With the general elections in the U.K. to be held shortly, all the major political parties are making all efforts to reach out to online audiences. Some (perhaps all) politicians, though, don’t seem to mind playing dirty in an attempt to thwart their opponents’ efforts.
Former deputy PM and member of the U.K. Labour Party, John Prescott, has been urging and instigating his followers on Twitter and supporters to click on Google pay per click ads from their opponents.
Prescott isn’t actually encouraging users to click on ads posted by the Conservative Party rather than on links to his own party. Instead he wants users to click on these ads in order to cost the Conservative Party money and make them bleed through their search engine marketing budget faster.

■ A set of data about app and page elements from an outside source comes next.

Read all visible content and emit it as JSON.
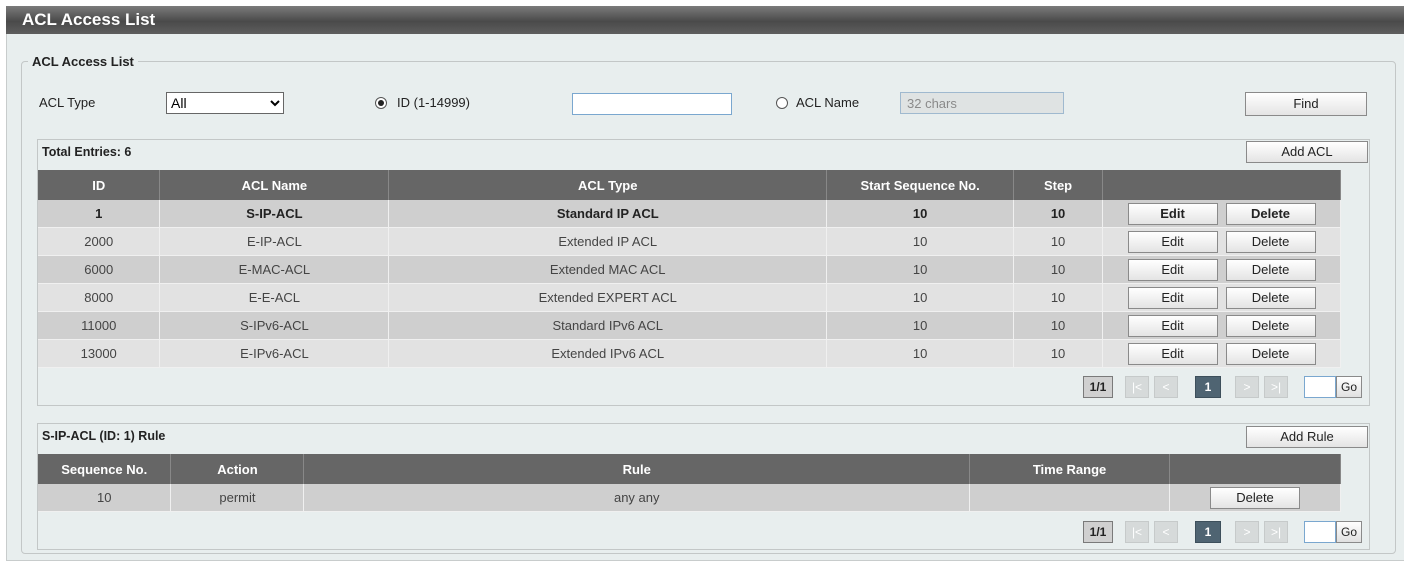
{
  "page": {
    "title": "ACL Access List"
  },
  "group": {
    "legend": "ACL Access List"
  },
  "filter": {
    "type_label": "ACL Type",
    "type_value": "All",
    "id_radio_label": "ID (1-14999)",
    "id_value": "",
    "name_radio_label": "ACL Name",
    "name_placeholder": "32 chars",
    "find_label": "Find"
  },
  "acl_table": {
    "total_label": "Total Entries: 6",
    "add_label": "Add ACL",
    "headers": [
      "ID",
      "ACL Name",
      "ACL Type",
      "Start Sequence No.",
      "Step",
      ""
    ],
    "rows": [
      {
        "id": "1",
        "name": "S-IP-ACL",
        "type": "Standard IP ACL",
        "start": "10",
        "step": "10"
      },
      {
        "id": "2000",
        "name": "E-IP-ACL",
        "type": "Extended IP ACL",
        "start": "10",
        "step": "10"
      },
      {
        "id": "6000",
        "name": "E-MAC-ACL",
        "type": "Extended MAC ACL",
        "start": "10",
        "step": "10"
      },
      {
        "id": "8000",
        "name": "E-E-ACL",
        "type": "Extended EXPERT ACL",
        "start": "10",
        "step": "10"
      },
      {
        "id": "11000",
        "name": "S-IPv6-ACL",
        "type": "Standard IPv6 ACL",
        "start": "10",
        "step": "10"
      },
      {
        "id": "13000",
        "name": "E-IPv6-ACL",
        "type": "Extended IPv6 ACL",
        "start": "10",
        "step": "10"
      }
    ],
    "edit_label": "Edit",
    "delete_label": "Delete"
  },
  "pager1": {
    "info": "1/1",
    "first": "|<",
    "prev": "<",
    "current": "1",
    "next": ">",
    "last": ">|",
    "go": "Go"
  },
  "rule_table": {
    "title": "S-IP-ACL (ID: 1) Rule",
    "add_label": "Add Rule",
    "headers": [
      "Sequence No.",
      "Action",
      "Rule",
      "Time Range",
      ""
    ],
    "rows": [
      {
        "seq": "10",
        "action": "permit",
        "rule": "any any",
        "time": ""
      }
    ],
    "delete_label": "Delete"
  },
  "pager2": {
    "info": "1/1",
    "first": "|<",
    "prev": "<",
    "current": "1",
    "next": ">",
    "last": ">|",
    "go": "Go"
  }
}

The logic behind this is simply that the Conservative Party pays for every click their ad receives. They could end up wasting their entire daily budget paying for clicks from Labour supporters and their ads would then stop showing.

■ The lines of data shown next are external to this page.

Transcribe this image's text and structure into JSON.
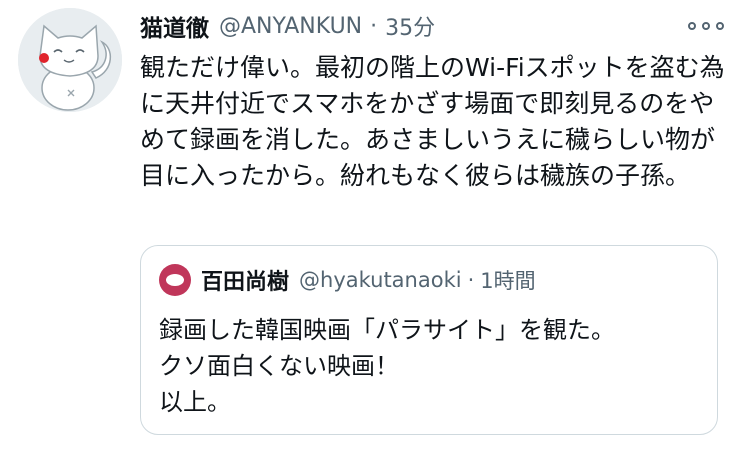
{
  "tweet": {
    "display_name": "猫道徹",
    "handle": "@ANYANKUN",
    "separator": "·",
    "time": "35分",
    "more_icon": "more-horizontal-icon",
    "text": "観ただけ偉い。最初の階上のWi-Fiスポットを盗む為に天井付近でスマホをかざす場面で即刻見るのをやめて録画を消した。あさましいうえに穢らしい物が目に入ったから。紛れもなく彼らは穢族の子孫。"
  },
  "quoted_tweet": {
    "display_name": "百田尚樹",
    "handle": "@hyakutanaoki",
    "separator": "·",
    "time": "1時間",
    "lines": [
      "録画した韓国映画「パラサイト」を観た。",
      "クソ面白くない映画！",
      "以上。"
    ]
  }
}
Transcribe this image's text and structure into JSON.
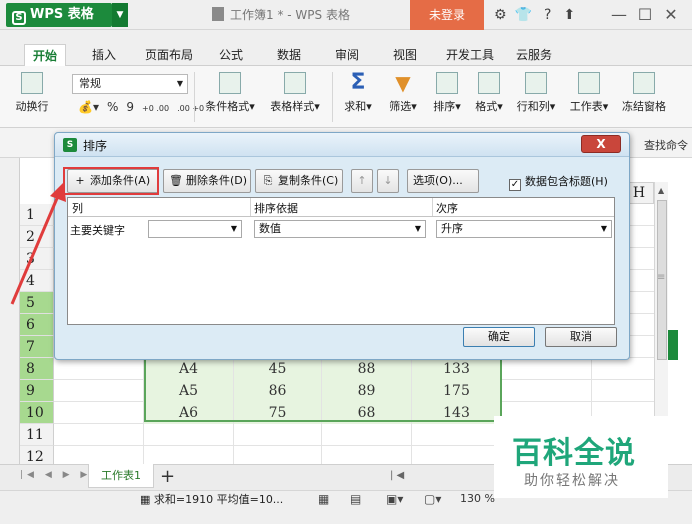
{
  "titlebar": {
    "app_name": "WPS 表格",
    "app_logo_letter": "S",
    "doc_title": "工作簿1 * - WPS 表格",
    "login_label": "未登录",
    "help_label": "?",
    "icons": [
      "settings-icon",
      "shirt-icon",
      "help-icon",
      "upload-icon",
      "minimize-icon",
      "maximize-icon",
      "close-icon"
    ]
  },
  "menu": {
    "tabs": [
      "开始",
      "插入",
      "页面布局",
      "公式",
      "数据",
      "审阅",
      "视图",
      "开发工具",
      "云服务"
    ],
    "active": "开始"
  },
  "ribbon": {
    "wrap_label": "动换行",
    "font_value": "常规",
    "percent": "%",
    "comma": "9",
    "inc_decimal": "+0 .00",
    "dec_decimal": ".00 +0",
    "conditional_format": "条件格式",
    "table_style": "表格样式",
    "sum": "求和",
    "filter": "筛选",
    "sort": "排序",
    "format": "格式",
    "rows_cols": "行和列",
    "worksheet": "工作表",
    "freeze": "冻结窗格",
    "find_command": "查找命令"
  },
  "sheet": {
    "column_h": "H",
    "rows": [
      {
        "num": "1",
        "cells": []
      },
      {
        "num": "2",
        "cells": []
      },
      {
        "num": "3",
        "cells": []
      },
      {
        "num": "4",
        "cells": []
      },
      {
        "num": "5",
        "cells": []
      },
      {
        "num": "6",
        "cells": []
      },
      {
        "num": "7",
        "cells": []
      },
      {
        "num": "8",
        "cells": [
          "A4",
          "45",
          "88",
          "133"
        ]
      },
      {
        "num": "9",
        "cells": [
          "A5",
          "86",
          "89",
          "175"
        ]
      },
      {
        "num": "10",
        "cells": [
          "A6",
          "75",
          "68",
          "143"
        ]
      },
      {
        "num": "11",
        "cells": []
      },
      {
        "num": "12",
        "cells": []
      }
    ],
    "tab_name": "工作表1",
    "add_sheet": "+"
  },
  "status": {
    "summary": "求和=1910 平均值=10...",
    "zoom": "130 %"
  },
  "dialog": {
    "title": "排序",
    "close_label": "X",
    "add_condition": "添加条件(A)",
    "delete_condition": "删除条件(D)",
    "copy_condition": "复制条件(C)",
    "up": "↑",
    "down": "↓",
    "options": "选项(O)...",
    "header_checkbox": "数据包含标题(H)",
    "header_checked": true,
    "columns": {
      "col": "列",
      "sort_by": "排序依据",
      "order": "次序"
    },
    "row": {
      "label": "主要关键字",
      "key_value": "",
      "sort_by_value": "数值",
      "order_value": "升序"
    },
    "ok": "确定",
    "cancel": "取消"
  },
  "watermark": {
    "title": "百科全说",
    "subtitle": "助你轻松解决"
  },
  "colors": {
    "brand": "#1c8a3c",
    "login": "#e56c46",
    "highlight": "#e03c3c",
    "selection": "#5aa55a",
    "watermark": "#1fa67a"
  }
}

In other words, John Prescott is encouraging his supporters to commit Click Fraud.
Click fraud was a major cause for concern for PPC advertisers in 2006, when a number of unscrupulous businesses hired rings of click fraudsters to keep clicking on their competitors’ ads till the competitors’ campaigns ran out of their daily budget, which would then mean that the competitors’ ads would stop showing for the given search term.

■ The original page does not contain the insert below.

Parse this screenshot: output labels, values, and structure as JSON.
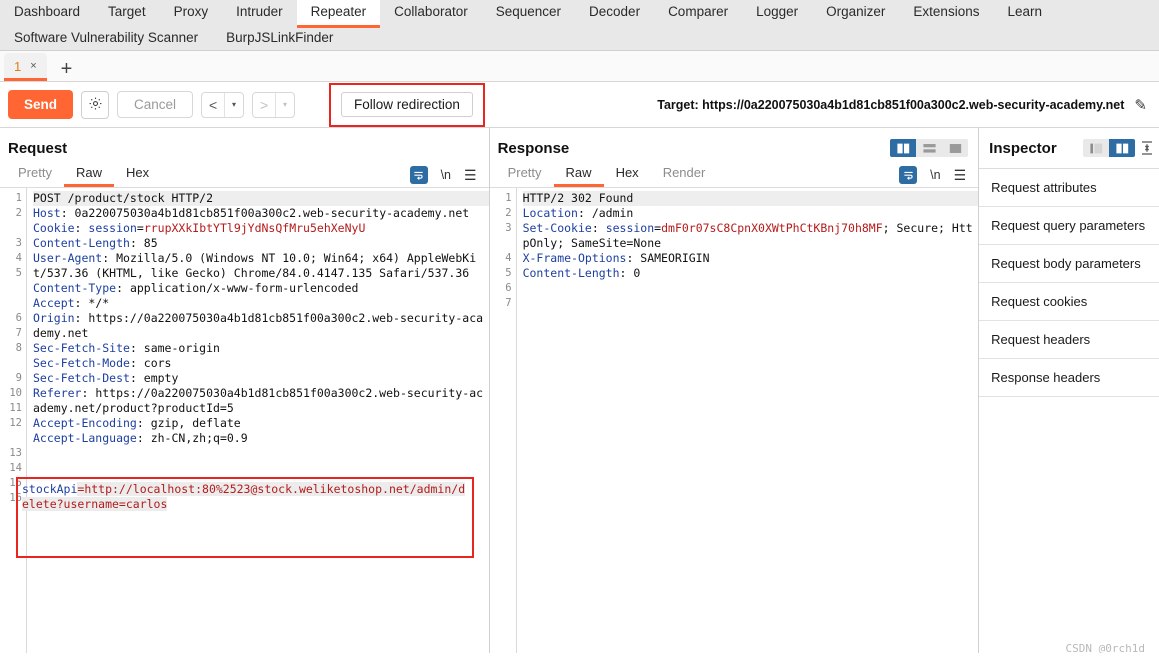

The Labour MP’s advice to his followers, may just boomerang on him, as the ultimate aim of any political party is to pass on their message and ideology to voters, which is precisely what is likely to happen when supporters of any party click on ads of the Conservative party and visit their site.
Moreover, voters would most likely tend not to look favourably upon a politician who encourages them to commit fraud, albeit online.